"In general, developing a program that understands natural language text is very challenging," Xie says. "However, ACP requirements in software documents usually follow a certain style, using terms such as 'cannot be edited' or 'does not have the ability to edit.' Because ACPs tend to use such a limited number of phrases, it is much easier to develop a program that effectively translates natural language texts in this context."


Story Source:

The above story is based on materials provided by North Carolina State University. Note: Materials may be edited for content and length.


Cite This Page:

North Carolina State University. "New tool aims to ensure software security policies reflect user needs." ScienceDaily. ScienceDaily, 30 October 2012. <www.sciencedaily.com/releases/2012/10/121030210353.htm>.
North Carolina State University. (2012, October 30). New tool aims to ensure software security policies reflect user needs. ScienceDaily. Retrieved March 27, 2015 from www.sciencedaily.com/releases/2012/10/121030210353.htm
North Carolina State University. "New tool aims to ensure software security policies reflect user needs." ScienceDaily. www.sciencedaily.com/releases/2012/10/121030210353.htm (accessed March 27, 2015).

Share This


More From ScienceDaily



More Computers & Math News

Friday, March 27, 2015

Featured Research

from universities, journals, and other organizations


Featured Videos

from AP, Reuters, AFP, and other news services

AAA: Distracted Driving a Serious Teen Problem
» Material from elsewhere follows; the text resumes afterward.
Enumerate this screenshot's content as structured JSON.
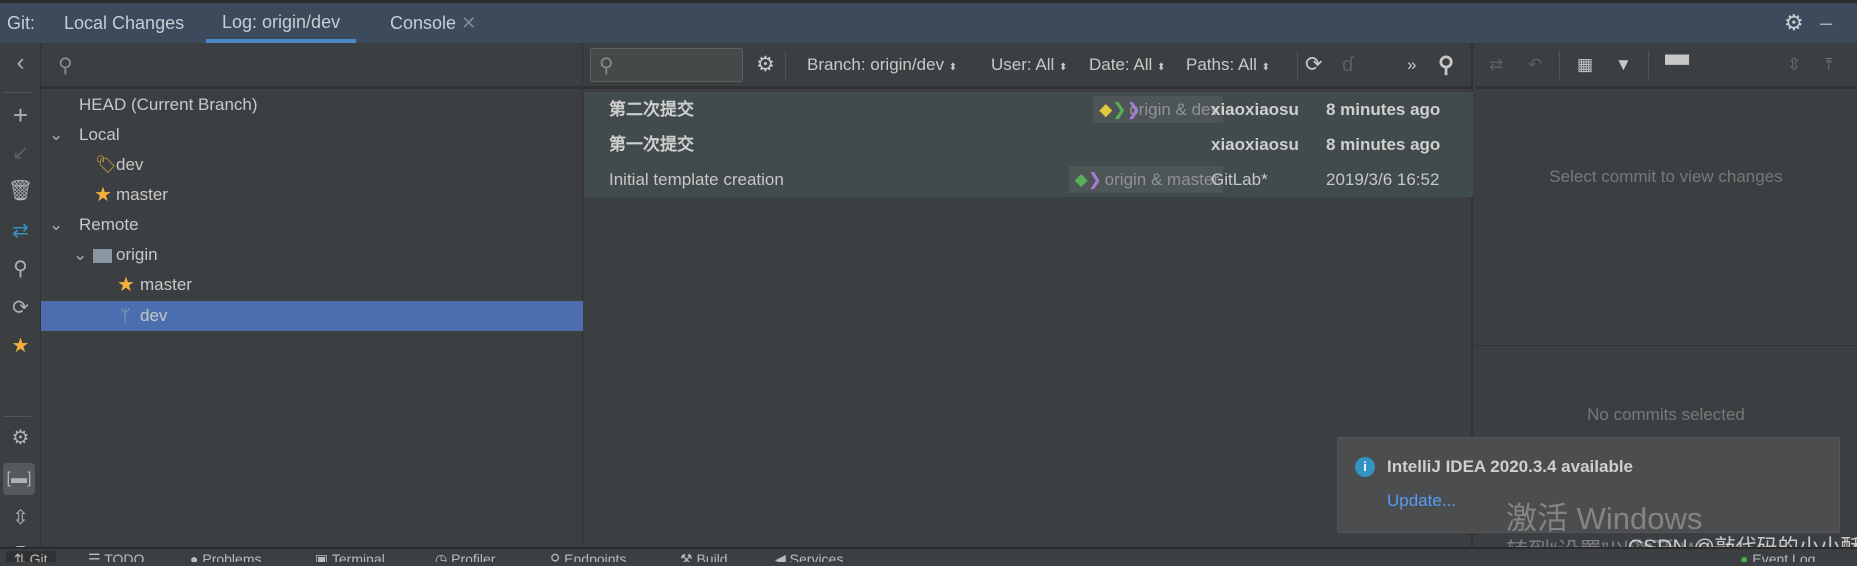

AAA: Distracted Driving a Serious Teen Problem

AP (Mar. 25, 2015) While distracted driving is not a new problem for teens, new research from the AAA Foundation for Traffic Safety says it&apos;s much more serious than previously thought. (March 25) Video provided by AP
Powered by NewsLook.com
Amazon Complains U.S. Is Too Slow To Regulate Drones

Amazon Complains U.S. Is Too Slow To Regulate Drones

Newsy (Mar. 25, 2015) Days after getting approval to test certain commercial drones, Amazon says the Federal Aviation Administration is dragging its feet on the matter. Video provided by Newsy
Powered by NewsLook.com
Facebook Ups Its Messenger Game

Facebook Ups Its Messenger Game

Reuters - Business Video Online (Mar. 25, 2015) Facebook is taking another step towards making its users into consumers for its growing base of advertisers, by expanding its messenger service features. Bobbi Rebell reports. Video provided by Reuters
Powered by NewsLook.com
Smartphone Use Changing Our Brain and Thumb Interaction, Say Researchers

Smartphone Use Changing Our Brain and Thumb Interaction, Say Researchers

Reuters - Innovations Video Online (Mar. 25, 2015) European researchers say our smartphone use offers scientists an ideal testing ground for human brain plasticity. Dr Ako Ghosh&apos;s team discovered that the brains and thumbs of smartphone users interact differently from those who use old-fashioned handsets. Jim Drury went to meet him. Video provided by Reuters
Powered by NewsLook.com

Search ScienceDaily

Number of stories in archives: 140,361

Find with keyword(s):
Enter a keyword or phrase to search ScienceDaily for related topics and research stories.

Save/Print:
Share:

Breaking News:

Strange & Offbeat Stories


Space & Time

Matter & Energy

Computers & Math

In Other News

... from NewsDaily.com

Science News

Health News

Environment News

Technology News



Save/Print:
Share:

Free Subscriptions


Get the latest science news with ScienceDaily's free email newsletters, updated daily and weekly. Or view hourly updated newsfeeds in your RSS reader:

Get Social & Mobile


Keep up to date with the latest news from ScienceDaily via social networks and mobile apps:

Have Feedback?


Tell us what you think of ScienceDaily -- we welcome both positive and negative comments. Have any problems using the site? Questions?
Mobile: iPhone Android Web
Follow: Facebook Twitter Google+
Subscribe: RSS Feeds Email Newsletters
Latest Headlines Health & Medicine Mind & Brain Space & Time Matter & Energy Computers & Math Plants & Animals Earth & Climate Fossils & Ruins